The pullback of Russian-made heavy flamethrower systems, the so-called Buratino (”Pinocchio”), from the contact line in Donbas, eastern Ukraine, was discussed during Trilateral Contact Group talks in Minsk in January 2015, yet, there is no mention of this type of military hardware in open sources featuring the Minsk agreements concluded on February 11-12, 2015 (Minsk II), according to international OSINT community InformNapalm, which refers to a new portion of leaked emails.
”At least twice, [the Kremlin`s ”grey cardinal”] Vladislav Surkov received through the [firstname.lastname@example.org] mailbox plans of activities for the implementation of the Protocol signed by the Trilateral Contact Group. There were two versions dated January 29 and 30, 2015. Both versions contain the item covering the pullback of heavy flamethrower systems (TOS) to 14km from the contact line,” InformNapalm wrote on Thursday, November 3, with reference to the second portion of leaked emails reportedly linked to Surkov, dubbed SurkovLeaks.
The versions of January 29 and 30 also differ with regard to the detailed descriptions of the ground control points for the withdrawal of the forces, it said.
Previously, in October 2015, BBC News, citing a report by OSCE monitors, mentioned Donbas militants who were operating a TOS-1 Buratino, a modern Russian multiple rocket launcher and a thermobaric weapon. The piece emphasized that the TOS-1 was produced only in the Russian Federation, and had never been exported to Ukraine, according to InformNapalm.
”Additionally, both documents discuss the transfer of counter-battery radar systems from Russia to the OSCE Special Monitoring Mission [to Ukraine] `to ensure the monitoring and verification of the state of ceasefire,`” InformNapalm wrote.
The SurkovLeaks2 data was shared by the Ukrainian Cyber Alliance, consisting of hacktivist groups FalconsFlame, CyberHunta, Trinity, and RUH8, on November 3. It focuses mainly on the email@example.com mailbox. The dump contains 336 incoming and 87 outgoing messages, with the total volume of 340 MB. The emails were retrieved from the reception office of the Russian presidential aide Vladislav Surkov.

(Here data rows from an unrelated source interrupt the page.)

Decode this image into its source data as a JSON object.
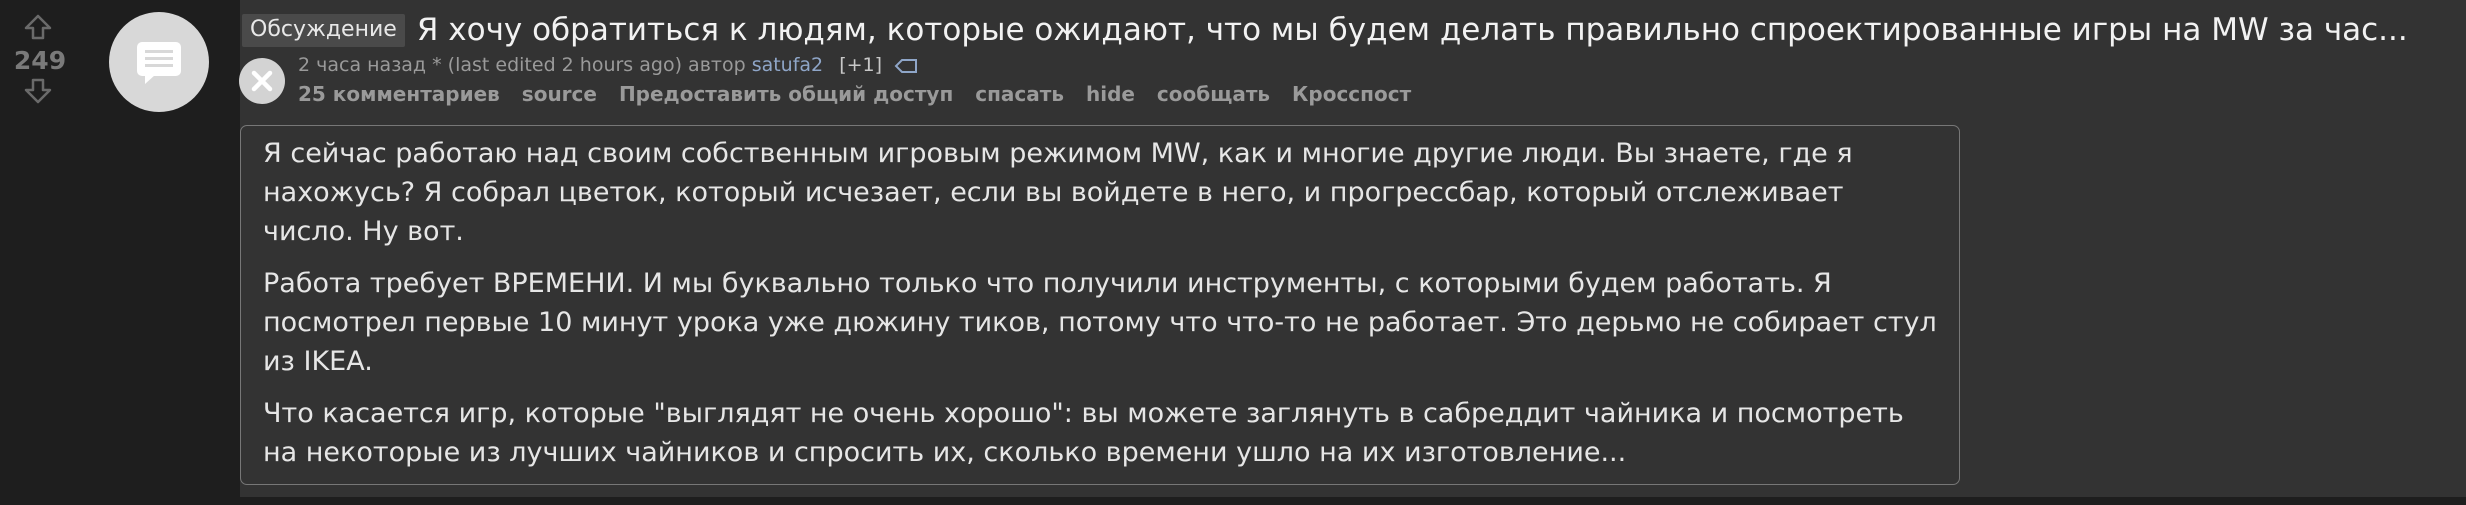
{
  "vote": {
    "score": "249"
  },
  "post": {
    "flair": "Обсуждение",
    "title": "Я хочу обратиться к людям, которые ожидают, что мы будем делать правильно спроектированные игры на MW за час...",
    "time": "2 часа назад",
    "edited_mark": "*",
    "edited_text": "(last edited 2 hours ago)",
    "author_prefix": "автор",
    "author": "satufa2",
    "flair_count": "[+1]"
  },
  "actions": {
    "comments": "25 комментариев",
    "source": "source",
    "share": "Предоставить общий доступ",
    "save": "спасать",
    "hide": "hide",
    "report": "сообщать",
    "crosspost": "Кросспост"
  },
  "selftext": {
    "paragraphs": [
      "Я сейчас работаю над своим собственным игровым режимом MW, как и многие другие люди. Вы знаете, где я нахожусь? Я собрал цветок, который исчезает, если вы войдете в него, и прогрессбар, который отслеживает число. Ну вот.",
      "Работа требует ВРЕМЕНИ. И мы буквально только что получили инструменты, с которыми будем работать. Я посмотрел первые 10 минут урока уже дюжину тиков, потому что что-то не работает. Это дерьмо не собирает стул из IKEA.",
      "Что касается игр, которые \"выглядят не очень хорошо\": вы можете заглянуть в сабреддит чайника и посмотреть на некоторые из лучших чайников и спросить их, сколько времени ушло на их изготовление..."
    ]
  },
  "icons": {
    "upvote": "upvote-arrow-icon",
    "downvote": "downvote-arrow-icon",
    "thumbnail": "text-post-icon",
    "close": "close-icon",
    "tag": "tag-icon"
  },
  "colors": {
    "background": "#1e1e1e",
    "post_background": "#333333",
    "author_link": "#8fa6c8",
    "score": "#7a7a7a"
  }
}
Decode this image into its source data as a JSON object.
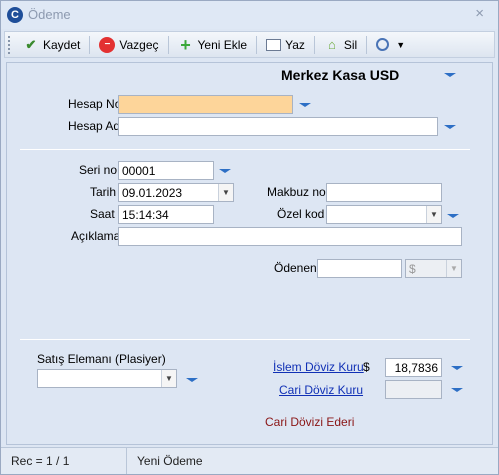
{
  "window": {
    "title": "Ödeme",
    "app_icon_letter": "C",
    "close_symbol": "×"
  },
  "toolbar": {
    "kaydet": "Kaydet",
    "vazgec": "Vazgeç",
    "yeni_ekle": "Yeni Ekle",
    "yaz": "Yaz",
    "sil": "Sil"
  },
  "heading": "Merkez Kasa USD",
  "account": {
    "hesap_no_label": "Hesap No",
    "hesap_no_value": "",
    "hesap_adi_label": "Hesap Adı",
    "hesap_adi_value": ""
  },
  "form": {
    "seri_no_label": "Seri no",
    "seri_no_value": "00001",
    "tarih_label": "Tarih",
    "tarih_value": "09.01.2023",
    "saat_label": "Saat",
    "saat_value": "15:14:34",
    "makbuz_no_label": "Makbuz no",
    "makbuz_no_value": "",
    "ozel_kod_label": "Özel kod",
    "ozel_kod_value": "",
    "aciklama_label": "Açıklama",
    "aciklama_value": "",
    "odenen_label": "Ödenen",
    "odenen_value": "",
    "currency_value": "$"
  },
  "lower": {
    "satis_elemani_label": "Satış Elemanı (Plasiyer)",
    "satis_elemani_value": "",
    "islem_doviz_label": "İslem Döviz Kuru",
    "currency_symbol": "$",
    "islem_doviz_value": "18,7836",
    "cari_doviz_label": "Cari Döviz Kuru",
    "cari_doviz_value": "",
    "cari_dovizi_ederi": "Cari Dövizi Ederi"
  },
  "status": {
    "record": "Rec = 1 / 1",
    "mode": "Yeni Ödeme"
  },
  "colors": {
    "accent": "#2d6fc5",
    "highlight_field": "#fdd59a",
    "link": "#1030b5",
    "warning_text": "#8a1515"
  }
}
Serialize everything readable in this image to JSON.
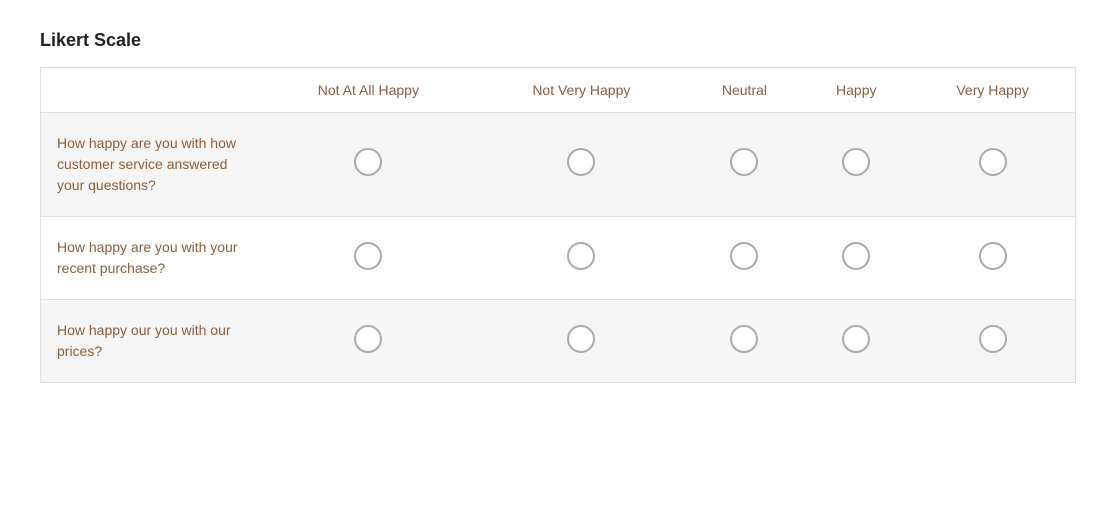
{
  "title": "Likert Scale",
  "columns": {
    "question_label": "",
    "col1": "Not At All Happy",
    "col2": "Not Very Happy",
    "col3": "Neutral",
    "col4": "Happy",
    "col5": "Very Happy"
  },
  "rows": [
    {
      "id": "row1",
      "question": "How happy are you with how customer service answered your questions?"
    },
    {
      "id": "row2",
      "question": "How happy are you with your recent purchase?"
    },
    {
      "id": "row3",
      "question": "How happy our you with our prices?"
    }
  ]
}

According to InformNapalm, the dump contains messages of the early period (2013-2014) and the more recent archives for 2015-2016.
”InformNapalm international volunteer intelligence community conducted verification of the published data and confirmed the authenticity of the emails. While analyzing the data with the help of OSINT methods, it became possible to establish the specific person who owns the mailbox: Maria Vinogradova, adviser to Vladislav Surkov. This mailbox was the destination for some extraordinary and even arguably secret messages, lists, and reports, even though the largest portion of the dump consists of routine and trivial messages,” the OSINT community wrote.
In particular, SurkovLeaks2 emails feature plans to promote the idea of federalization of Ukraine with corresponding amendments to the Ukrainian Constitution and measures aimed to destabilize the situation in the city of Kharkiv. They also concern nominations to senior positions in the self-proclaimed Luhansk People`s Republic and Surkov`s involvement in ”overseeing fuel markets in the self-proclaimed republics.”
In addition, the data contains a large array of emails sent by editor-in-chief of the Russian Reporter magazine Vitaliy Leybin to Surkov.
”For example, in the message with the subject “For V.Yu. [apparently, these are Surkov`s initials that stand for Vladislav Yuryevich] somewhat secret, there are names,” Leybin reports that he met with his friend Igor Guzhva (Vesti Media Holding [with Vesti Daily and Vesti.Reporter Weekly]) on the subject of “the Bigger Ukraine.” “He holds our license for the Kiev version of the `Reporter` [weekly issued in Ukraine] By the way, we promised him help from our European friends on the subject of freedom of speech in Ukraine,` states Leybin in his message,” InformNapalm wrote.
Guzhva left Vesti Media Holding in July 2015, and the weekly was transformed into an online version in October 2015. Guzhva now runs a new online project, strana.ua.